====== Listed entries ======

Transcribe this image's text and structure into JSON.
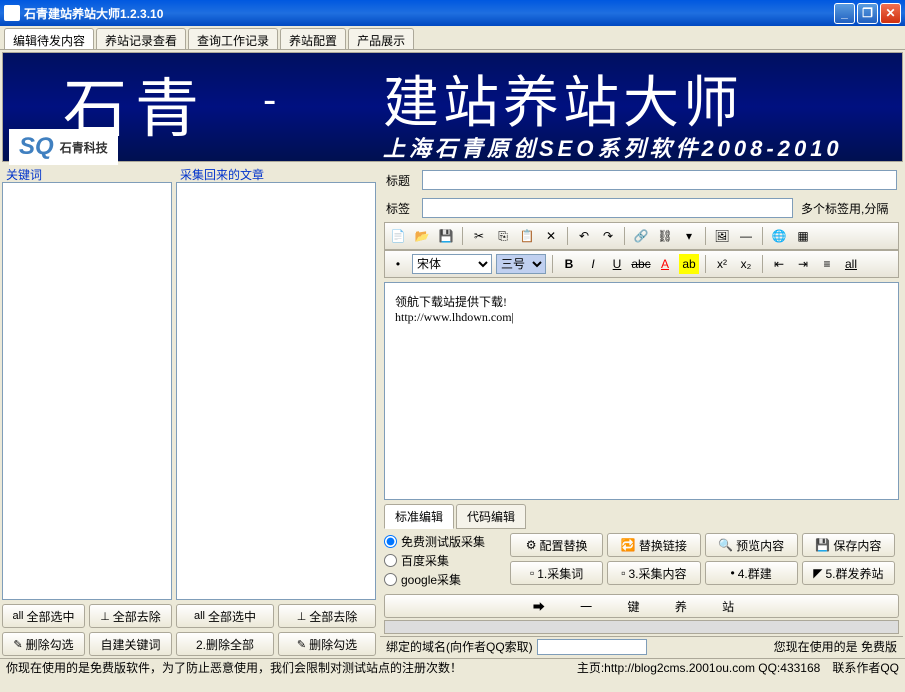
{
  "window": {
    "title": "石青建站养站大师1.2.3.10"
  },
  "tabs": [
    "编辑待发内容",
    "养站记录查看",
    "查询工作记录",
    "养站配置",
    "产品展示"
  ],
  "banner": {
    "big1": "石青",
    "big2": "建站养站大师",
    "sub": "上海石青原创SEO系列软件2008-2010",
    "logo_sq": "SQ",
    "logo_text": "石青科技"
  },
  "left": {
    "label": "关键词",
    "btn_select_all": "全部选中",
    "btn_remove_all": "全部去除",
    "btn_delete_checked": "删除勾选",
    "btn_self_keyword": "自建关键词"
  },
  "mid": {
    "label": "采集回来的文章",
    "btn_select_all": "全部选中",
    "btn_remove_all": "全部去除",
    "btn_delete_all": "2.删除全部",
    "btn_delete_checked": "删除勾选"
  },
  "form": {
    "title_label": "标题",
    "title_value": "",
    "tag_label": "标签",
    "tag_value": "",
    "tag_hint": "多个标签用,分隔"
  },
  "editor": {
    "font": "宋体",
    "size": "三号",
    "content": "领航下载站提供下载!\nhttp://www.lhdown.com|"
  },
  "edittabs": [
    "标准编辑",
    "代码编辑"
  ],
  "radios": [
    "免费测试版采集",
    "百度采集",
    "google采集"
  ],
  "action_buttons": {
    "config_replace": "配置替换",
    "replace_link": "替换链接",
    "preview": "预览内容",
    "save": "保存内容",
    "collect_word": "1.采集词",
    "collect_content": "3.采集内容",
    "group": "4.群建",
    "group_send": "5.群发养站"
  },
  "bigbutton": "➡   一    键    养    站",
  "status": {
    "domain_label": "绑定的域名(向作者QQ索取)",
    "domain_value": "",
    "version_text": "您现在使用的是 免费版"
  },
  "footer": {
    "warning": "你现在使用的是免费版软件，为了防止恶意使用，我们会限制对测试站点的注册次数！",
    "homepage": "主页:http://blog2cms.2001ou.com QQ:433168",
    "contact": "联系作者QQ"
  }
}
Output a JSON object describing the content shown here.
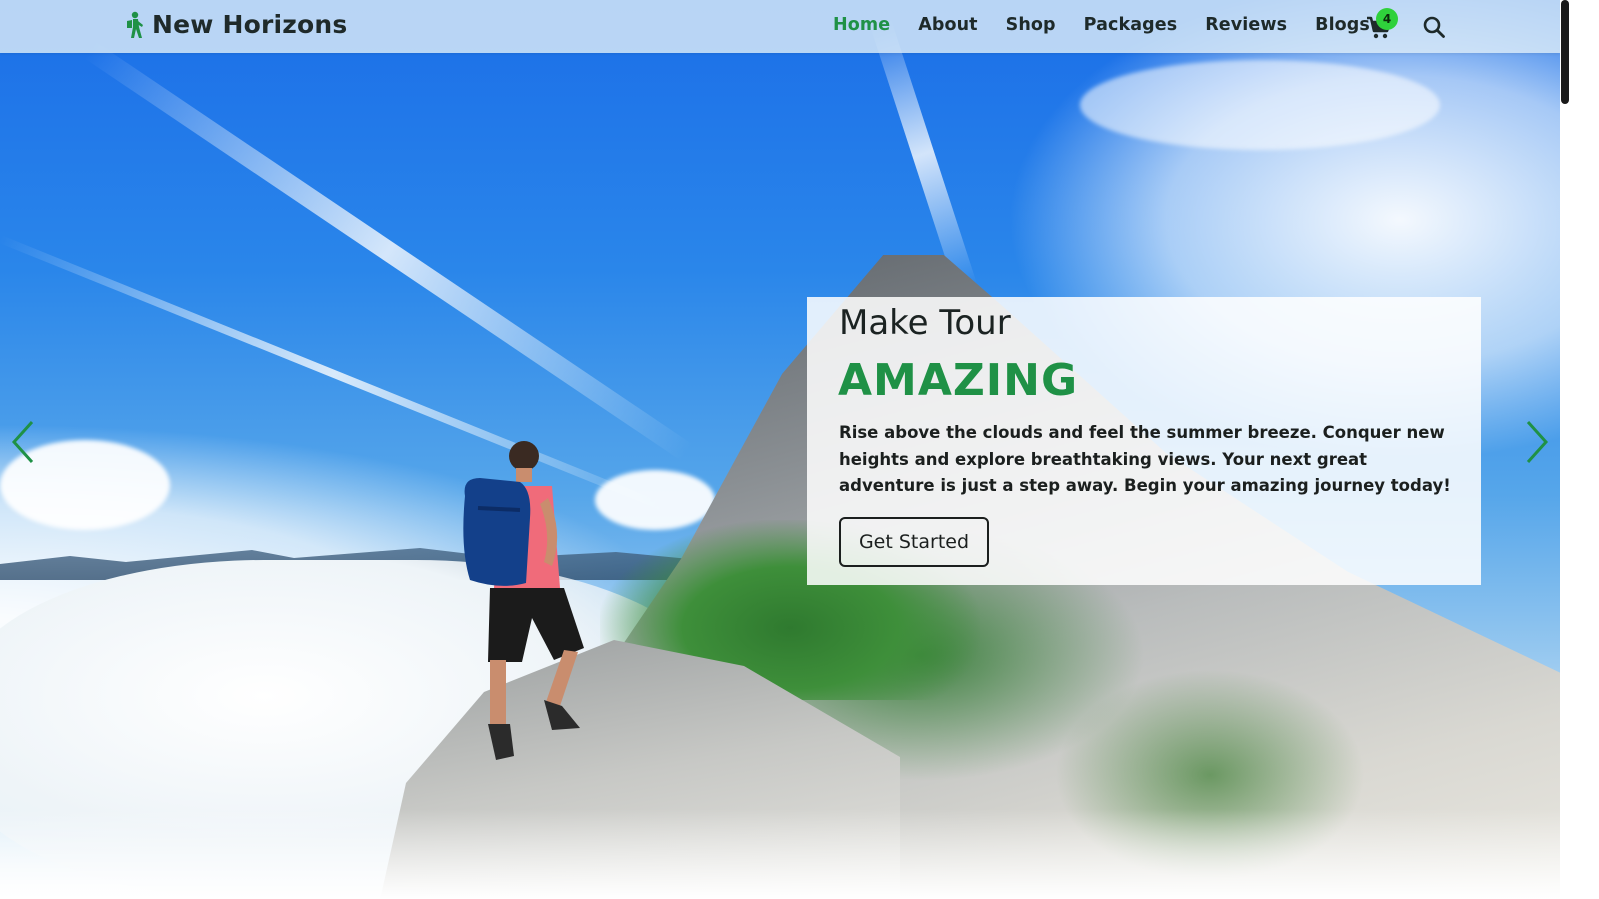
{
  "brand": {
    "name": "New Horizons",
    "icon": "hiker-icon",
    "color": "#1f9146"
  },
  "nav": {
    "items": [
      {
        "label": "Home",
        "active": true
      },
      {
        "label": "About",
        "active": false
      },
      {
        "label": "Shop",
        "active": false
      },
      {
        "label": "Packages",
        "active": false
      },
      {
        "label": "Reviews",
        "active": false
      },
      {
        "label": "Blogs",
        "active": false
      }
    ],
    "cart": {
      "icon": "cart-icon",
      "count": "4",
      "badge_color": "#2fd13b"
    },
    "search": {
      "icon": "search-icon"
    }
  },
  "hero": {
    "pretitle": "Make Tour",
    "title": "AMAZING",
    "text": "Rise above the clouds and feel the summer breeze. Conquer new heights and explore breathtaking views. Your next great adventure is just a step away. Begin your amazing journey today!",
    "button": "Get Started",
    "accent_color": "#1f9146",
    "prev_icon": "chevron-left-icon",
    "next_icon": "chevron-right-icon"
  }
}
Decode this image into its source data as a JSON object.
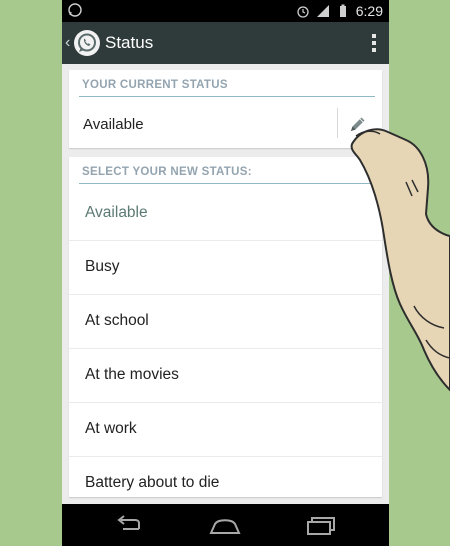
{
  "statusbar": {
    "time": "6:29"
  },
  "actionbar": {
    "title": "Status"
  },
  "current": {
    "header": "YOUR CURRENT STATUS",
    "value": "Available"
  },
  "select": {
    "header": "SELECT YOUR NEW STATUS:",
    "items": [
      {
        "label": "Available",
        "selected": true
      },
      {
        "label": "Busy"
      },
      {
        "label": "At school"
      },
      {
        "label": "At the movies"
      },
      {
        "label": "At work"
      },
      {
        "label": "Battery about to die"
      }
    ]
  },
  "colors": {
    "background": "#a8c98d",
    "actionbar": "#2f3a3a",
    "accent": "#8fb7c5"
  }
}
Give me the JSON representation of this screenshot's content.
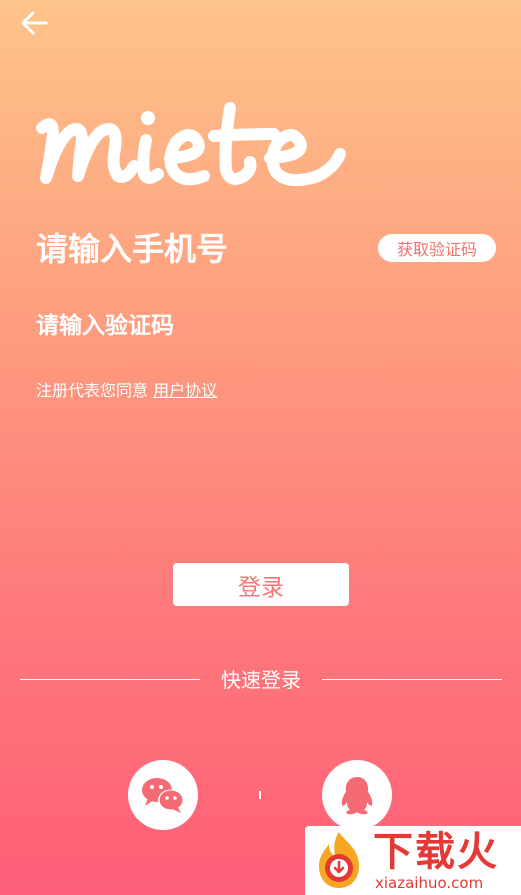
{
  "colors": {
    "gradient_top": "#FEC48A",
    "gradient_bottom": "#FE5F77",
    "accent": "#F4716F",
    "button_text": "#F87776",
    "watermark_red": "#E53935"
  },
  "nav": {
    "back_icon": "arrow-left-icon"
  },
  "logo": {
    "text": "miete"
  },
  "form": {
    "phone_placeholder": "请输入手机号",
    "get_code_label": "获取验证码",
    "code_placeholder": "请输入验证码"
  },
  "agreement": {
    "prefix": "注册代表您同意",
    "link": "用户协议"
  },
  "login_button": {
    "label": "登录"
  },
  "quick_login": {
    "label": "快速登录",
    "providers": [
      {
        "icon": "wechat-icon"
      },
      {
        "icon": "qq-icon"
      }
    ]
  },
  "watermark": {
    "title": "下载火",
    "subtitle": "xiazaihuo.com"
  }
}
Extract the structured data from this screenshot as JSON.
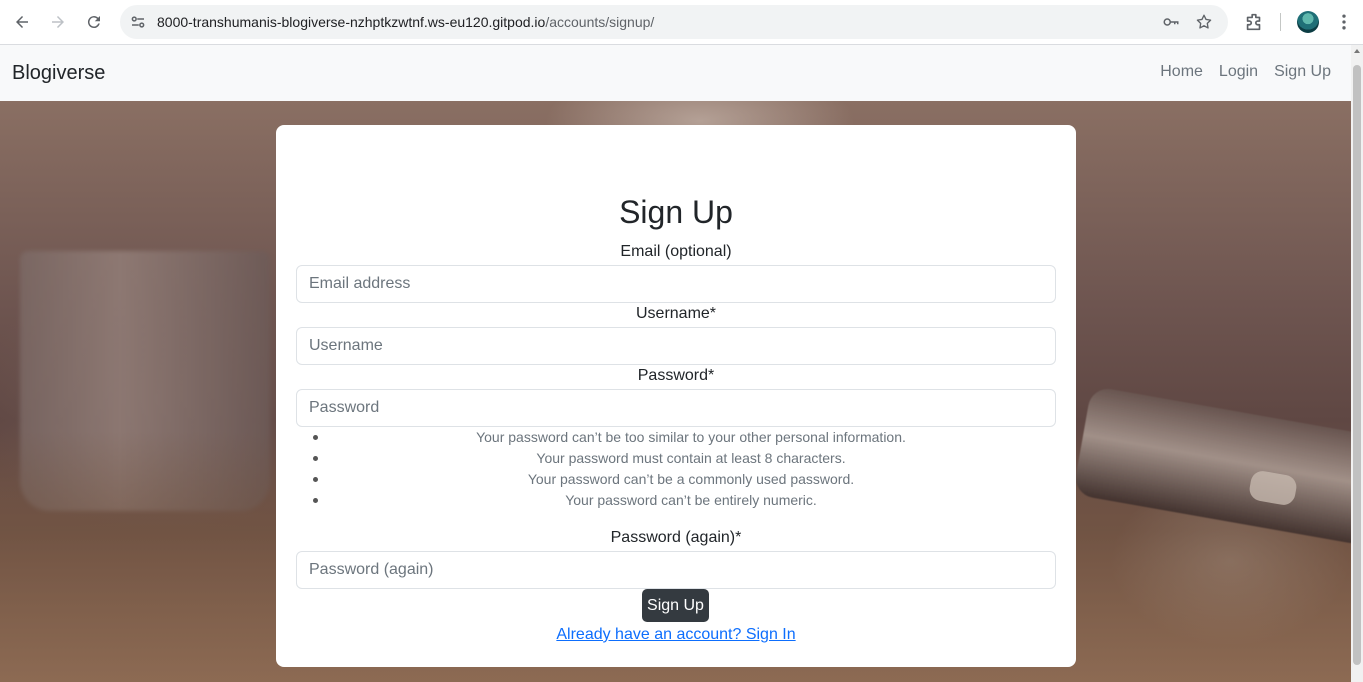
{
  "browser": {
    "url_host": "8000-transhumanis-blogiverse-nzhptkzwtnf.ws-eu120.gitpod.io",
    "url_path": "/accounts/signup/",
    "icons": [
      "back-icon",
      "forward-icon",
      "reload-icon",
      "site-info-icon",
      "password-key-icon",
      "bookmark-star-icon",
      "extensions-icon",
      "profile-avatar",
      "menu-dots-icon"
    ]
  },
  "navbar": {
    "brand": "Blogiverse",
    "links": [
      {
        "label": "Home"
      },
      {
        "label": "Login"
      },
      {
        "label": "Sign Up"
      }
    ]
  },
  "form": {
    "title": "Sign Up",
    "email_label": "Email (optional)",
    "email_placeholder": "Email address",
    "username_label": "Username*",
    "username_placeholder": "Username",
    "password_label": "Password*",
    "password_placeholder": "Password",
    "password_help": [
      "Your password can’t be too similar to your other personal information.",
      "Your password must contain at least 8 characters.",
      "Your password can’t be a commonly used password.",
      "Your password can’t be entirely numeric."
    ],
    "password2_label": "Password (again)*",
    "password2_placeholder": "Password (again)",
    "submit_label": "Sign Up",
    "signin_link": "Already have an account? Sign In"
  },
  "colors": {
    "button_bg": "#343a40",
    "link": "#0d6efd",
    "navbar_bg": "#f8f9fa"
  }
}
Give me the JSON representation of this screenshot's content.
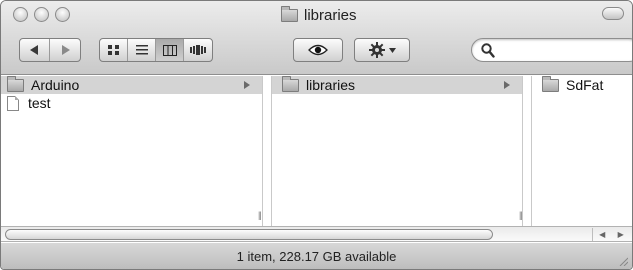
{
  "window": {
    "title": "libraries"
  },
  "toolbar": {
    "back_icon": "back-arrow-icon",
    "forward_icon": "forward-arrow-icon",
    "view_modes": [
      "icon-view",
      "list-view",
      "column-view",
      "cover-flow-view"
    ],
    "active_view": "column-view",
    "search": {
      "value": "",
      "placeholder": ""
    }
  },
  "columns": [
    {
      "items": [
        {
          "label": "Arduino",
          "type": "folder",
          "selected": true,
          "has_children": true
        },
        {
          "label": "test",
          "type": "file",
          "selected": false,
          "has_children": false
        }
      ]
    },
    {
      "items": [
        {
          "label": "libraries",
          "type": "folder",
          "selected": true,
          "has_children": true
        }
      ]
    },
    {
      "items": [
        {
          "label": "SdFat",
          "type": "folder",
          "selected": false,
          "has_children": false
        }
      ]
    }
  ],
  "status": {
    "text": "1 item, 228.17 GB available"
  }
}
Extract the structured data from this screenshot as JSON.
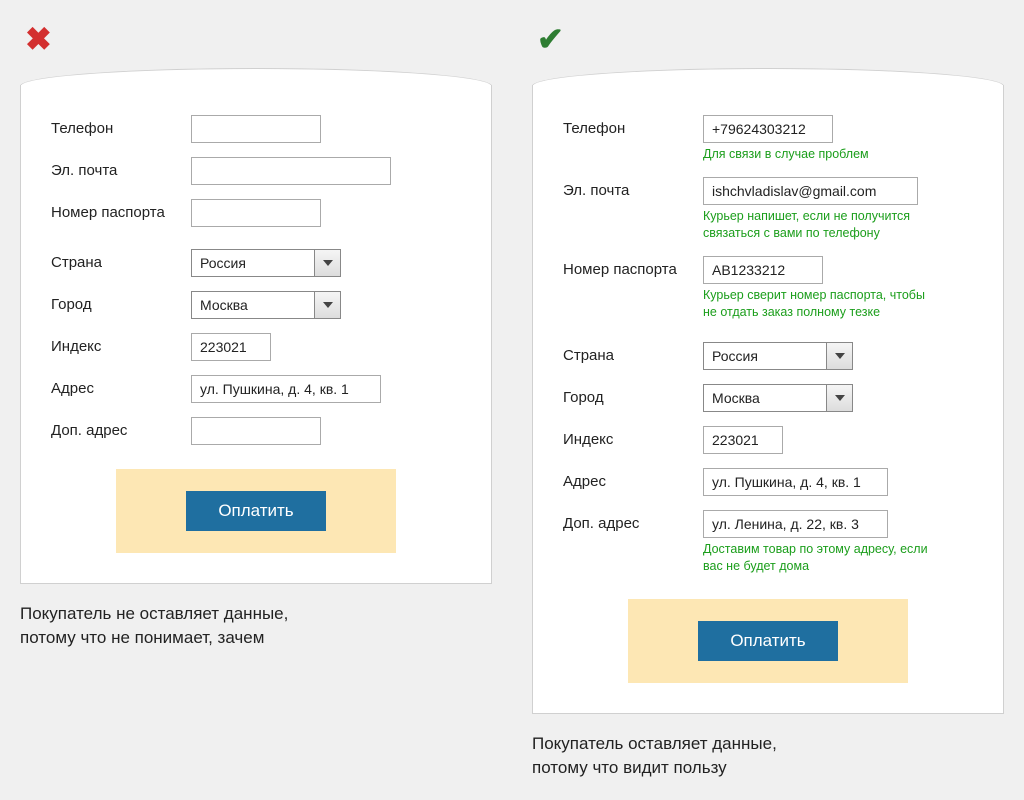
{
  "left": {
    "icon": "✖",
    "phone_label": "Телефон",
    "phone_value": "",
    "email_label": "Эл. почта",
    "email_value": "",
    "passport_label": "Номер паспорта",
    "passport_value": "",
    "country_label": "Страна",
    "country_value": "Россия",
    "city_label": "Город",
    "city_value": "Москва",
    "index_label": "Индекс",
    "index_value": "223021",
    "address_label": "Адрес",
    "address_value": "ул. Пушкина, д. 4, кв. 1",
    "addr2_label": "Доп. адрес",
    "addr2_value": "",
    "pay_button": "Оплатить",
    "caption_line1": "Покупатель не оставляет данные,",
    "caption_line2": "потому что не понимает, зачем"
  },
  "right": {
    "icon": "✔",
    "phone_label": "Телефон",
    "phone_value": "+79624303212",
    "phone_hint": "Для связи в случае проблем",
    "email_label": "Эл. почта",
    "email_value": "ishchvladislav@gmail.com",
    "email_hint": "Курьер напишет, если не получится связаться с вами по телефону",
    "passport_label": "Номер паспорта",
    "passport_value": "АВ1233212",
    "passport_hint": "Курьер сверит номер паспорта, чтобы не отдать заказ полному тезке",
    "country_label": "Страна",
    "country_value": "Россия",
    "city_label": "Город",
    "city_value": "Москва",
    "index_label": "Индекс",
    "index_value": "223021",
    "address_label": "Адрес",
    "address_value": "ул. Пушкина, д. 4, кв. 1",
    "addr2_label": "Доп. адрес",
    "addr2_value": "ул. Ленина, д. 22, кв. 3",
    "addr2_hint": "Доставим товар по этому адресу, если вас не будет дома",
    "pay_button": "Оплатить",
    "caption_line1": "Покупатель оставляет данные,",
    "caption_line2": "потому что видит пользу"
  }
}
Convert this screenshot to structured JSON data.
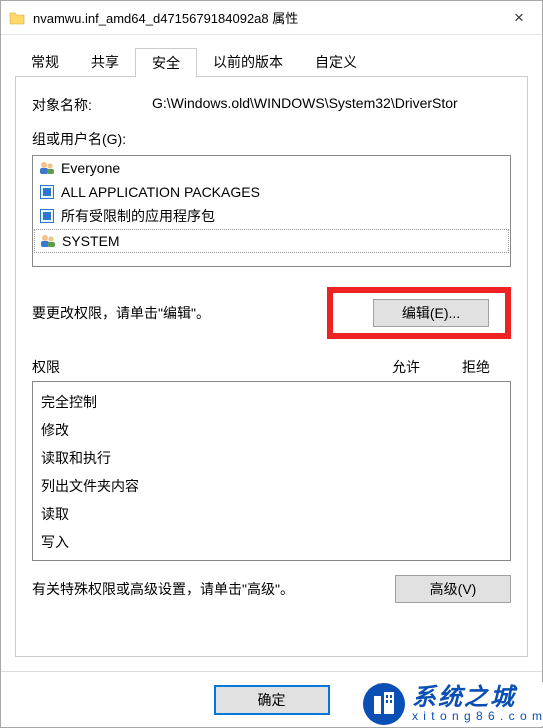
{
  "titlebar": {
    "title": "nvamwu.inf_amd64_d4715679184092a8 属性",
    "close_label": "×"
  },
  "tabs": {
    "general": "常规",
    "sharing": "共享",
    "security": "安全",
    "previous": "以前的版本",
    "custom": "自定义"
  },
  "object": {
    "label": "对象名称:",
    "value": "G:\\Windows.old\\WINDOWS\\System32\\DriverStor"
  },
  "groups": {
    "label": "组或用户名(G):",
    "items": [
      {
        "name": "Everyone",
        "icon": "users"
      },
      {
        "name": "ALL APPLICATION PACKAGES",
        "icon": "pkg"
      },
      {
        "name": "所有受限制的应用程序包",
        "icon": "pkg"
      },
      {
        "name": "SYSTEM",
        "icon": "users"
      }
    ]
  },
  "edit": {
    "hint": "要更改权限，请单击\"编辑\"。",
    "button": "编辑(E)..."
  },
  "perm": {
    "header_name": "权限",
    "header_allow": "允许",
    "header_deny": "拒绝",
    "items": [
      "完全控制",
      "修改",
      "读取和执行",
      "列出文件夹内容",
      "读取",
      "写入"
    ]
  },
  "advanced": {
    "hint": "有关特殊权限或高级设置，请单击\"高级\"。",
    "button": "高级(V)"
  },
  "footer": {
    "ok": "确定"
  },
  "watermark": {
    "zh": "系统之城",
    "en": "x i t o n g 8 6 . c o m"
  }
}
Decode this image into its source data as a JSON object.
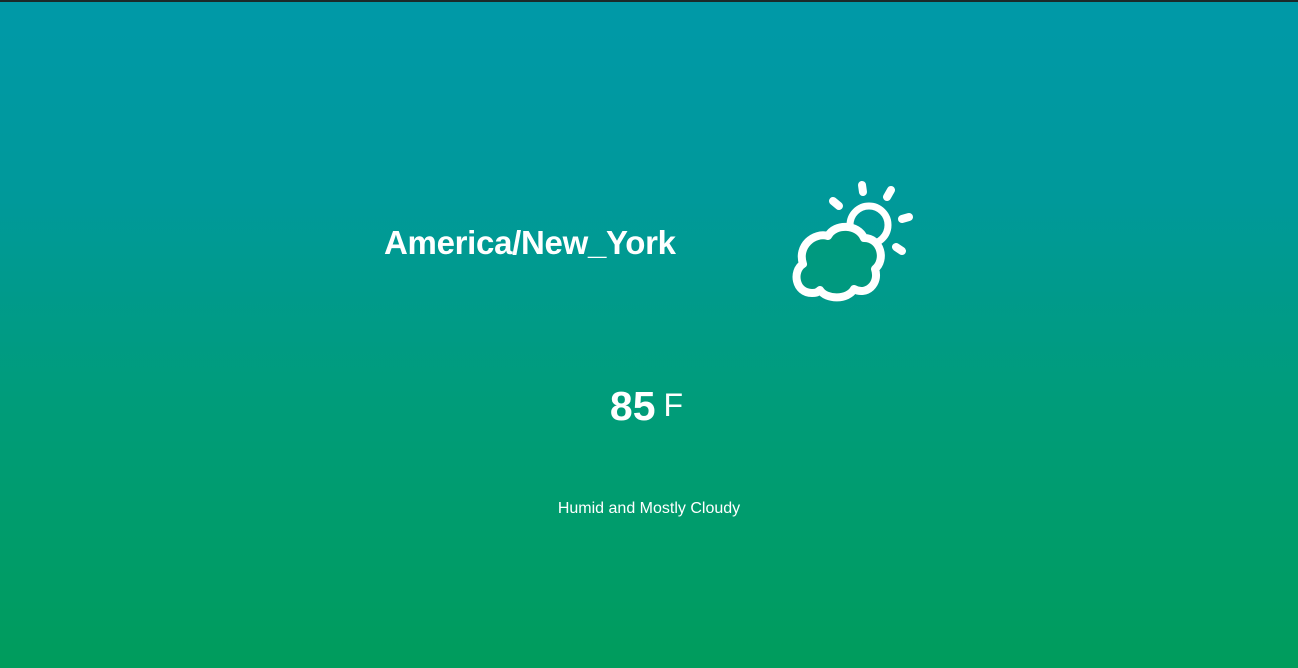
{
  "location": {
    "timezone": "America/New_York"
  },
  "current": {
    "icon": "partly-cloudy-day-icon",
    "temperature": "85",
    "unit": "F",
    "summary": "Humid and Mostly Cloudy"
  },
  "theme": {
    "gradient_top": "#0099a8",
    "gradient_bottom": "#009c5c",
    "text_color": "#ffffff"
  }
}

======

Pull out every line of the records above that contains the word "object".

Output a JSON object describing the content shown here.
Decode this image into its source data as a JSON object.
  "object": {
Decode this image into its source data as a JSON object.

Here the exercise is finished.